START Given information
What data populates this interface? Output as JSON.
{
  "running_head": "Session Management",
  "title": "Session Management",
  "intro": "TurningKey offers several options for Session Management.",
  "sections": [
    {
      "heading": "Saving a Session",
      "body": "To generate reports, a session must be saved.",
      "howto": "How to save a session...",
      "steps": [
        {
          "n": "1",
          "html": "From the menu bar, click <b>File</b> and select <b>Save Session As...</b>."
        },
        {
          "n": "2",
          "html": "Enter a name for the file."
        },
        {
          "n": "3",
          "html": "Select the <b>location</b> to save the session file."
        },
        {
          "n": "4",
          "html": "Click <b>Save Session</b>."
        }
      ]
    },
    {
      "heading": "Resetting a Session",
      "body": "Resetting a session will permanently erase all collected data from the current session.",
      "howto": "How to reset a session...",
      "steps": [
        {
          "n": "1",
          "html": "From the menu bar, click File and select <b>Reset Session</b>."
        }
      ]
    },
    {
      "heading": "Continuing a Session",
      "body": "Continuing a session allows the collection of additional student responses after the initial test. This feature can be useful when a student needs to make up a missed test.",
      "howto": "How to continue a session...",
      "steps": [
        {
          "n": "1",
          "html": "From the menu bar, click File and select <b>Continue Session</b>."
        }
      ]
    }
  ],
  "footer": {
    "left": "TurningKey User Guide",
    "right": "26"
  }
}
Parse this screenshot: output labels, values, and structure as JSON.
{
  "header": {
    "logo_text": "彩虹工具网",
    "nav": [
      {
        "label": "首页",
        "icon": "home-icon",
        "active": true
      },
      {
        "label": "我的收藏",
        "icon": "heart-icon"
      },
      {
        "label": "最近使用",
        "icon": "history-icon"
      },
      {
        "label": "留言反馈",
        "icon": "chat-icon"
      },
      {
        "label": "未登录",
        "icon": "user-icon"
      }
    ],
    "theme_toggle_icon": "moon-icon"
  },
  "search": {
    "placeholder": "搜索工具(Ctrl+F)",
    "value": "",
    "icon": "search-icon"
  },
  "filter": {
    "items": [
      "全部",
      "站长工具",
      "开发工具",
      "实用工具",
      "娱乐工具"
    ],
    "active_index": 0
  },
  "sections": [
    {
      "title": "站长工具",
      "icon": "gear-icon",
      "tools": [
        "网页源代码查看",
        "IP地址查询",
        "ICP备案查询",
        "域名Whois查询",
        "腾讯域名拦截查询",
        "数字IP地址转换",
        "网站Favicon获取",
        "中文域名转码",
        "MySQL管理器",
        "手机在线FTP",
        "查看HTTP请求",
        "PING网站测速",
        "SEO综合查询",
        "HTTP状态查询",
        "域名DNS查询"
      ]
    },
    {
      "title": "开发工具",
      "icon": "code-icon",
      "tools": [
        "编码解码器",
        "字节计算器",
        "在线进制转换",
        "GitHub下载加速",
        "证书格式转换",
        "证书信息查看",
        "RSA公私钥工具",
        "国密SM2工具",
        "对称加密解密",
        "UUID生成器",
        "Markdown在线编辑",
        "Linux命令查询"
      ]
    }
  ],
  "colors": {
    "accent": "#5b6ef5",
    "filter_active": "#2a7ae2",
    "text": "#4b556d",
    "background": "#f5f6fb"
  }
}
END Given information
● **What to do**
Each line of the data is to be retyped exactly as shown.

● **Solved problem**
What data populates this interface? Output as JSON.
{
  "running_head": "Session Management",
  "title": "Session Management",
  "intro": "TurningKey offers several options for Session Management.",
  "sections": [
    {
      "heading": "Saving a Session",
      "body": "To generate reports, a session must be saved.",
      "howto": "How to save a session...",
      "steps": [
        {
          "n": "1",
          "html": "From the menu bar, click <b>File</b> and select <b>Save Session As...</b>."
        },
        {
          "n": "2",
          "html": "Enter a name for the file."
        },
        {
          "n": "3",
          "html": "Select the <b>location</b> to save the session file."
        },
        {
          "n": "4",
          "html": "Click <b>Save Session</b>."
        }
      ]
    },
    {
      "heading": "Resetting a Session",
      "body": "Resetting a session will permanently erase all collected data from the current session.",
      "howto": "How to reset a session...",
      "steps": [
        {
          "n": "1",
          "html": "From the menu bar, click File and select <b>Reset Session</b>."
        }
      ]
    },
    {
      "heading": "Continuing a Session",
      "body": "Continuing a session allows the collection of additional student responses after the initial test. This feature can be useful when a student needs to make up a missed test.",
      "howto": "How to continue a session...",
      "steps": [
        {
          "n": "1",
          "html": "From the menu bar, click File and select <b>Continue Session</b>."
        }
      ]
    }
  ],
  "footer": {
    "left": "TurningKey User Guide",
    "right": "26"
  }
}
Parse this screenshot: output labels, values, and structure as JSON.
{
  "header": {
    "logo_text": "彩虹工具网",
    "nav": [
      {
        "label": "首页",
        "icon": "home-icon",
        "active": true
      },
      {
        "label": "我的收藏",
        "icon": "heart-icon"
      },
      {
        "label": "最近使用",
        "icon": "history-icon"
      },
      {
        "label": "留言反馈",
        "icon": "chat-icon"
      },
      {
        "label": "未登录",
        "icon": "user-icon"
      }
    ],
    "theme_toggle_icon": "moon-icon"
  },
  "search": {
    "placeholder": "搜索工具(Ctrl+F)",
    "value": "",
    "icon": "search-icon"
  },
  "filter": {
    "items": [
      "全部",
      "站长工具",
      "开发工具",
      "实用工具",
      "娱乐工具"
    ],
    "active_index": 0
  },
  "sections": [
    {
      "title": "站长工具",
      "icon": "gear-icon",
      "tools": [
        "网页源代码查看",
        "IP地址查询",
        "ICP备案查询",
        "域名Whois查询",
        "腾讯域名拦截查询",
        "数字IP地址转换",
        "网站Favicon获取",
        "中文域名转码",
        "MySQL管理器",
        "手机在线FTP",
        "查看HTTP请求",
        "PING网站测速",
        "SEO综合查询",
        "HTTP状态查询",
        "域名DNS查询"
      ]
    },
    {
      "title": "开发工具",
      "icon": "code-icon",
      "tools": [
        "编码解码器",
        "字节计算器",
        "在线进制转换",
        "GitHub下载加速",
        "证书格式转换",
        "证书信息查看",
        "RSA公私钥工具",
        "国密SM2工具",
        "对称加密解密",
        "UUID生成器",
        "Markdown在线编辑",
        "Linux命令查询"
      ]
    }
  ],
  "colors": {
    "accent": "#5b6ef5",
    "filter_active": "#2a7ae2",
    "text": "#4b556d",
    "background": "#f5f6fb"
  }
}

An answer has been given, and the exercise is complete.